Richard Mark Gergel United States District Court Judge
the Court is the report and recommendation ("R &
R") of the Magistrate Judge recommending that this case
be transferred to the Eastern District of North Carolina as
proper venue. (Dkt. No. 11.) For the reasons set forth below,
the Court adopts the R & R as the order of the Court and
transfers this case to the United States District Court for
the Eastern District of North Carolina.
2018, Plaintiff filed a pro se suit in the District
of South Carolina against Defendants for personal injuries he
suffered from an alleged assault at the Salt Bar Ultra Lounge
in North Carolina. (Dkt. No. 1.) Plaintiff received medical
treatment at two hospitals in North Carolina, and thereafter
at two medical facilities in Charleston, South Carolina.
(Id. ¶ 26.) Plaintiff alleges that he is a
resident of South Carolina and Defendants are residents of
North Carolina. (Id. ¶ 1, 3, 6-11.) Plaintiff
also alleges, "Venue is proper in [the District of South
Carolina] under 28 U.S.C. § 1391." (Id.
¶ 13.) The Magistrate Judge undertook a pre-service
review of the action and recommended that the Court sua
sponte transfer the case in the interest of justice to
the Eastern District of North Carolina. (Dkt. No. 11.)
Plaintiff objected to the findings in the R & R. (Dkt.
Review of R&R
Magistrate Judge makes only a recommendation to this Court.
The recommendation has no presumptive weight and the
responsibility to make a final determination remains with the
Court.
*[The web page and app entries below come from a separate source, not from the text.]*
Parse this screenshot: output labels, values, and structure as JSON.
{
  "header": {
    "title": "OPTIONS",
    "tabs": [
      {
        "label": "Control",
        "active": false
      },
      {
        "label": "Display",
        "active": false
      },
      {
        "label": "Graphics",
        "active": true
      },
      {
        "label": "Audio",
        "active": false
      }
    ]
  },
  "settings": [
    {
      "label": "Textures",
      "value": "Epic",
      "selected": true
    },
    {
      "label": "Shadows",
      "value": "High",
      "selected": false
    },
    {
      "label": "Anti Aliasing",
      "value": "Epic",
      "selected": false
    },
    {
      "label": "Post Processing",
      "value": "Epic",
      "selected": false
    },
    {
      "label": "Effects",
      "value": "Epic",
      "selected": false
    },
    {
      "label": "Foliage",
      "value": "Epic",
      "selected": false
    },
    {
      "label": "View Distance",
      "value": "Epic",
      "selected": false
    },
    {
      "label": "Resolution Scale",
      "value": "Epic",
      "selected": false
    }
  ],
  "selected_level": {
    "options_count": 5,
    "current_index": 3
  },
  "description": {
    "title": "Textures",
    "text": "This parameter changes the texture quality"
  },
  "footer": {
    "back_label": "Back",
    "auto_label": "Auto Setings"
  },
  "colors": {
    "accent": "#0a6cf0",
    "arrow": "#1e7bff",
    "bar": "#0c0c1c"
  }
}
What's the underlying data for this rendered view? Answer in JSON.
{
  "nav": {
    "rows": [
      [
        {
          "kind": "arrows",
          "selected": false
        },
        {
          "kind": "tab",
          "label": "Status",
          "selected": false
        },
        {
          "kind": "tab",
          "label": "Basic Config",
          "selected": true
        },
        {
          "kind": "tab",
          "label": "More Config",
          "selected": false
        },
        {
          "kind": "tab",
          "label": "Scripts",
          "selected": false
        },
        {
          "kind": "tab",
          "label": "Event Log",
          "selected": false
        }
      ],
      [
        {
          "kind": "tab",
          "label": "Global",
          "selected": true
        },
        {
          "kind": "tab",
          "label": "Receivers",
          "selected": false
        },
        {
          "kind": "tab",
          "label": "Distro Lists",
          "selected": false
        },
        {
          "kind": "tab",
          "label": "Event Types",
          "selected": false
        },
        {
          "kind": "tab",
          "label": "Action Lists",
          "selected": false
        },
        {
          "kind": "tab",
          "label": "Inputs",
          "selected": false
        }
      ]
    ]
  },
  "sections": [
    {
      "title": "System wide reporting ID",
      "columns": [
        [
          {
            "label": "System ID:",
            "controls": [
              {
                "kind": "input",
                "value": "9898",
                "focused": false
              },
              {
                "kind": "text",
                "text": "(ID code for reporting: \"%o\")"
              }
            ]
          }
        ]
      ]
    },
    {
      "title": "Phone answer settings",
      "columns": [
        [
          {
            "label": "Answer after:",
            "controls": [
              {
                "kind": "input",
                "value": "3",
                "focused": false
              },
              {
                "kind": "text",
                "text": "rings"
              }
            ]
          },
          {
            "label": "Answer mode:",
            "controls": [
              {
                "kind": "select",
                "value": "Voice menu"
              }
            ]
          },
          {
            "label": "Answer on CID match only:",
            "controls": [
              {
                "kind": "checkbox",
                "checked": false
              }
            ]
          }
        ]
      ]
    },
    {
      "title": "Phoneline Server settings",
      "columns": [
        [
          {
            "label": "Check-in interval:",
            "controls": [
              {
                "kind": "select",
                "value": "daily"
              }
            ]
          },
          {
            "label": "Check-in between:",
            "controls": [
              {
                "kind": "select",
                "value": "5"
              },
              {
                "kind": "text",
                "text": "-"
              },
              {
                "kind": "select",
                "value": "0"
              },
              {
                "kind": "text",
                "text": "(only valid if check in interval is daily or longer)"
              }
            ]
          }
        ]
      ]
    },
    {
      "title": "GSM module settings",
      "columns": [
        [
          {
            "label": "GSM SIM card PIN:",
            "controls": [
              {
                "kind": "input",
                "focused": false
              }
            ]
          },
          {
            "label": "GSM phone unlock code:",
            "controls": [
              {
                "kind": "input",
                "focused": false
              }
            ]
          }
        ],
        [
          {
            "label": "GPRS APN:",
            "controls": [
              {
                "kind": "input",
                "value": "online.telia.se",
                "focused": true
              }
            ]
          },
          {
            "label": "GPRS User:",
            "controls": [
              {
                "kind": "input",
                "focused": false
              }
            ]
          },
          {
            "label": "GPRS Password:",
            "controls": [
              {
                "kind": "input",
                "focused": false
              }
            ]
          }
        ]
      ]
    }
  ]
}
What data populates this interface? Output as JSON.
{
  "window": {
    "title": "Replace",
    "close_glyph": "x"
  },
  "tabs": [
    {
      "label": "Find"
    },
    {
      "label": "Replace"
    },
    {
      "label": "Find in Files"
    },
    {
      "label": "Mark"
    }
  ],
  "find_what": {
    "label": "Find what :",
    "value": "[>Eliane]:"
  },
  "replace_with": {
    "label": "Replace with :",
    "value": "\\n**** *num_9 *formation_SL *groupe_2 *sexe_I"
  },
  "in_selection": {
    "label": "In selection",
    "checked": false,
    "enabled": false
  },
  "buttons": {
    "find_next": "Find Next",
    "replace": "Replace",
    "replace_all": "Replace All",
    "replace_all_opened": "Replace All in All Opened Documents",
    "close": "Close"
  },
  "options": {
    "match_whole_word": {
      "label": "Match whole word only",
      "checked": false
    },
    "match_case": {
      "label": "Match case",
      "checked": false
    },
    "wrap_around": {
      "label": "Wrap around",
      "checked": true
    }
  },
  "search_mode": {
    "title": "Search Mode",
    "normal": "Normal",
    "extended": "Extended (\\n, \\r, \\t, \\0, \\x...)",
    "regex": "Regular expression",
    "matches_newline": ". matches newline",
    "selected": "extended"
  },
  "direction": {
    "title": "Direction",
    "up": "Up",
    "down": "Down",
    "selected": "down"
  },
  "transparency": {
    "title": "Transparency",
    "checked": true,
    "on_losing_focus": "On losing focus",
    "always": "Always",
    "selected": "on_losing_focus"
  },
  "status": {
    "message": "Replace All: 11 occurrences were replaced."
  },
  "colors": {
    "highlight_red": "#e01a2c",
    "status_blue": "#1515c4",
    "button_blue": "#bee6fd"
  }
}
See, e.g., Mathews v. Weber, 423 U.S. 261,
270-71 (1976). The Court may "accept, reject, or modify,
in whole or in part, the findings or recommendations made by
the magistrate judge." 28 U.S.C. § 636(b)(1)(C).
Where the Plaintiff objects to the R&R, the Court
"makes a de novo determination of those
portions of the report or specified proposed findings or
recommendations to which objection is made."
Transfer for Improper Venue
the convenience of parties and witnesses, in the interest of
justice, a district court may transfer any civil action to
any other district or division where it might have been
brought." 28 U.S.C. § 1404(a). A civil action may
(1) in a judicial district in which any defendant resides, if
all defendants are residents of the State in which the
district is located;
(2) a judicial district in which a substantial part of the
events or omissions giving rise to the claim occurred, or a
substantial part of property that is the subject of the
action is situated; or
(3) if there is no district in which any action may otherwise
be brought as provided in this section, any judicial district
in which any defendant is subject to the court's personal
jurisdiction with respect to such action.
28 U.S.C. § 1391(b). The Court may undertake sua
sponte transfer of venue when the parties had "an
opportunity to be heard before a decision is rendered."
Feller v. Brock, 802 F.2d 722, 729 n.7 (4th Cir.
1986). Such opportunity to be heard may be in the form of
written notice to file timely objections to the Magistrate
Judge's R & R. See, e.g., Harmon v. Sussex
Cnty, No. 4:17-2931-RBH-TER, 2017 WL 6506396, at n.l
(D.S.C. Nov. 13, 2017).